April 18 - Tesco, the world's No.3 retailer, said it would spend 1 billion pounds ($1.6 billion) this year overhauling its underperforming British business and will rein in expansion as it seeks to win back market share and calm nervous shareholders. Hayley Platt reports.
It's been a difficult year for the world's third largest retailer. In January Tesco issued it's first profit warning in two decades after poor Christmas sales. Now it's reported only a modest 1.6 percent rise in pre-tax profit for the year to 3.9 billion pounds. Sales were also down. But Tesco is fighting back. It's Chief Financial Officer is Laurie McIIwee.
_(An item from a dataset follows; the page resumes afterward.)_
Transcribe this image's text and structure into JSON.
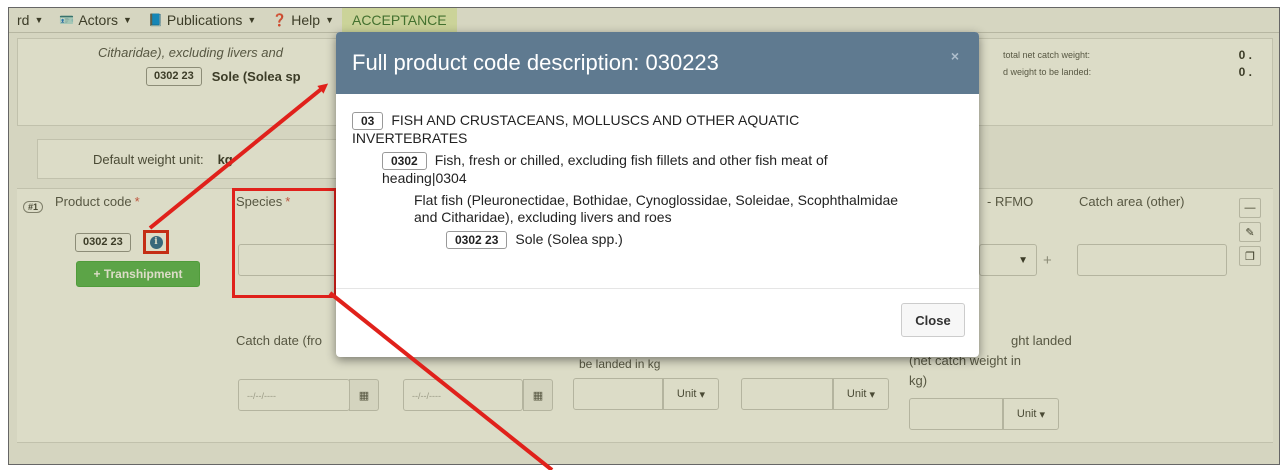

SOUNDBITE: Laurie McIlwee, Tesco Chief Executive Officer, saying (England): "We've put together a very substantial plan and it's a billion pounds of investment in the UK this year, incremental to last year. We've tested a large part of it. So 200 stores were tested quite robustly through to the end of last year, mainly around improving service, putting more staff into our stores." Tesco operates 5,300 stores in 14 countries. It plans to create 20,000 new jobs over the next two years. But says it will slow down expansion plans in Britain and concentrate on overhauling existing stores. Himanshu Pal from Kantar Retail says it's about time SOUNDBITE: Himanshu Pal, retail analyst, Kantar Retail, saying (English): "These are good steps and likely to help Tesco turn around its fortunes over the long period but people who are expecting overnight results will be disappointed. It only takes one bad shopping trip to disappoint a customer but it takes much longer to retain the trust." Tesco has stores in Asia and America and it's U.S. chain Fresh and Easy launched four years ago still hasn't made a profit. But one in every 10 British pounds is spent in Tesco and many analysts are confident its international business will grow. SOUNDBITE: Himanshu Pal, retail analyst, Kantar Retail, saying (English): "Considering the current performance of Carrefour and some of the pressure exerted by the Carrefour share holders in terms of higher returns on investment, we could see Carrefour divesting some of its portfolio in Asia that could help Tesco get to the number 2 stop in the next five years." Shares rose almost two percent after the announcement but they've lost more than 22 percent of their value in the last six months. And analysts say it could take up to two years to turn the business around. Hayley Platt, Reuters.